This punk-rockish Northside avenue boasts not one but two independent record stores: Black Plastic and Shake It.
Visit the Blue Jay diner at 4154 Hamilton Ave. for breakfast; it just celebrated 50 years in business. Happy Chicks, a vegan bakery, is next door to Collective Espresso (4037 Hamilton Ave.), a coffee shop hidden inside Cluxton Alley.
Escape Vine Street's much-publicized restaurants, boutiques, tourists and bros in favor of the more breathable and up-and-coming Main Street. Swig rose, half pours of beers and wine and Fernet-Branca cocktails at Liberty's Bar and Bottle Shop. (Bring your dog, too.) The owners of Liberty's will soon open the Royal and the Pony on the same stretch.
Ludlow has gone through some changes in recent years. It took almost five years for the neighborhood to get a new grocery store, but Clifton Market (319 Ludlow) finally opened this year. Before the owners of Red Feather Kitchen opened the brand-new Postmark, the space was home to Harvest Bistro and before that La Poste.
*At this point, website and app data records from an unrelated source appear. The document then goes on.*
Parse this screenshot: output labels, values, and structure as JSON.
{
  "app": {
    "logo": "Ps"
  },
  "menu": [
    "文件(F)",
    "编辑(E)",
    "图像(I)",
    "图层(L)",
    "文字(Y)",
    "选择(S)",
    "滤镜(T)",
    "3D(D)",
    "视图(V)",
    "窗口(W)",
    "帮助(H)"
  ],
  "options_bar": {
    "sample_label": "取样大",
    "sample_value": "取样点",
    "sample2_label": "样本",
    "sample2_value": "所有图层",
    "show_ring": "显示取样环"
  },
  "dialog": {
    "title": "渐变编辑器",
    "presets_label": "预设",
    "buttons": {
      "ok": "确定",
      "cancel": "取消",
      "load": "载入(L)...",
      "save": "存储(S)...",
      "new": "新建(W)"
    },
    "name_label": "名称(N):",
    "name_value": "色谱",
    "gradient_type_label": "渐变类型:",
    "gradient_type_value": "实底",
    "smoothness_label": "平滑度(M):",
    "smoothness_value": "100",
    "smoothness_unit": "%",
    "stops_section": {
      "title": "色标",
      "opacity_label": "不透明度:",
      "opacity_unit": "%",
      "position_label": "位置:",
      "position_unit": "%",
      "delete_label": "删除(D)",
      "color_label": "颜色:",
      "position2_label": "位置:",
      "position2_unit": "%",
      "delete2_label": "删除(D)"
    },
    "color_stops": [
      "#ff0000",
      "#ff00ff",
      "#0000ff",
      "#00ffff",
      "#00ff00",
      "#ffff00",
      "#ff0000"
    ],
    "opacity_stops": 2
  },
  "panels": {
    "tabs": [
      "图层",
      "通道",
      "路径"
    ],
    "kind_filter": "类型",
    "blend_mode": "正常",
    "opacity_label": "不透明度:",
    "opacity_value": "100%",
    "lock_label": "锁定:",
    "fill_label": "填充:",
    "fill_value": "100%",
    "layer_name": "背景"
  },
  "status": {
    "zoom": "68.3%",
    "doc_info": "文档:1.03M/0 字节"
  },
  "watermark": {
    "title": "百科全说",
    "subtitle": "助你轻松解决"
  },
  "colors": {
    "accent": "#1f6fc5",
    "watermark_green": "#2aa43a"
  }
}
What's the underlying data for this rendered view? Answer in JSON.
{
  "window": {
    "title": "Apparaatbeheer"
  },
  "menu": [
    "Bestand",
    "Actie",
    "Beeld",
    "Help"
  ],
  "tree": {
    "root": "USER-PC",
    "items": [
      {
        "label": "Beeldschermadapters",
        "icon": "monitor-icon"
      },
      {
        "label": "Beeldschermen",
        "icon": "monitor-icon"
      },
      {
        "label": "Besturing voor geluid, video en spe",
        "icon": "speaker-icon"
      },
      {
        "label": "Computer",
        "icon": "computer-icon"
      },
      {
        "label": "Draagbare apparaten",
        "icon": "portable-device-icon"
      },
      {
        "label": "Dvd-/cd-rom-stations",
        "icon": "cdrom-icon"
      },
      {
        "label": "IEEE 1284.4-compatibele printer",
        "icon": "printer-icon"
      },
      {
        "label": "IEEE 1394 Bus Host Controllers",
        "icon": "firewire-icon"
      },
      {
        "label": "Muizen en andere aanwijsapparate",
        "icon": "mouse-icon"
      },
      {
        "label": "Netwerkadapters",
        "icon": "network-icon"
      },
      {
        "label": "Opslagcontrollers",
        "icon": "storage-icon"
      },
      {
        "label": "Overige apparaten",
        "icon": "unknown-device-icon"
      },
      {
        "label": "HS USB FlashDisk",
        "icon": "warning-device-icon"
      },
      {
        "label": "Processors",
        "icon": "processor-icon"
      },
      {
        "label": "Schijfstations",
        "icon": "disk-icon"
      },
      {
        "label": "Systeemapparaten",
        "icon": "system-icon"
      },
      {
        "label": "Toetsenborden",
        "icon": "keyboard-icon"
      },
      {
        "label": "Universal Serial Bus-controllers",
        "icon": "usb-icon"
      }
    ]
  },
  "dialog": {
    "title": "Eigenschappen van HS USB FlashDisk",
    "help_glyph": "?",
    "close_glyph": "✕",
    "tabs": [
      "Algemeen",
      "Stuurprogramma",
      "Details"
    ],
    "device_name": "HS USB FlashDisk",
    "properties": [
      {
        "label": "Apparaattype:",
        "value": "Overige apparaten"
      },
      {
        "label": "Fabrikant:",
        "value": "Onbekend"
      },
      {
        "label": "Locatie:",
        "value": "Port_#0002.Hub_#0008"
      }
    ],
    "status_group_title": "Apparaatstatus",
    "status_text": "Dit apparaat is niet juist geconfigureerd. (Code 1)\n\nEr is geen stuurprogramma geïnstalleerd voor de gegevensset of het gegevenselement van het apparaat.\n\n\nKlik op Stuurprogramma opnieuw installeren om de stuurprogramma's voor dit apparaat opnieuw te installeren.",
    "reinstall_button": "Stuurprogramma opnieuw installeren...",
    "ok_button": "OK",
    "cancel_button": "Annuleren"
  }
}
Ludlow could be considered a healthy strip, with Clifton Natural Foods, walk-up window Whole Bowl, the New Age-y Lydia's on Ludlow and Sitwell's Coffee House.
Woodburn Avenue, East Walnut Hills
The most curious part of the stretch between 2709 Woodburn and 1544 Madison Road is the western town that looks like a movie set. It's actually the home of Schulhoff Equipment Rental, and it employs a western town inside a warehouse called Tool Rental Corral. If you need to rent a Bobcat, heaters, ladders or anything really, head there.
On Elm Street, sample rums at Second Sight Spirits (301 Elm), take circus classes at Circus Mojo and watch Jerry Springer -- in person -- discuss politics at Folk School Coffee Parlor (332 Elm). Every Tuesday night the coffee shop/music venue hosts the former Cincinnati mayor as he tapes his podcast, "The Jerry Springer Podcast: Tales, Tunes and Tomfoolery." Tickets are free and include a live folk performance from a local artist. (And soon you'll be able to drink beer at Bircus Brewing Company, too; though it's not open yet, you can taste its beers at local Northern Kentucky bars.)
A cluster of places around 3101 Price Ave., in the Incline District, have breathed new life into the neighborhood. BLOC Coffee Co. serves coffee drinks, sandwiches and pastries, while the adjacent Somm Wine Bar offers charcuterie plates, glasses and bottles of wines and beer on a tranquil patio. Veracruz, located just across the street, serves tacos, menudo and tortas.
A two-minute drive (or nine-minute walk) away is Incline Public House (2601 W. Eighth St.), where you can have a drink or full meal. Check out the spectacular panoramic view of the entire city there or at upscale Italian restaurant Primavista (810 Matson Place), where you can have brunch or dinner before seeing a play at the recently built Warsaw Federal Incline Theater.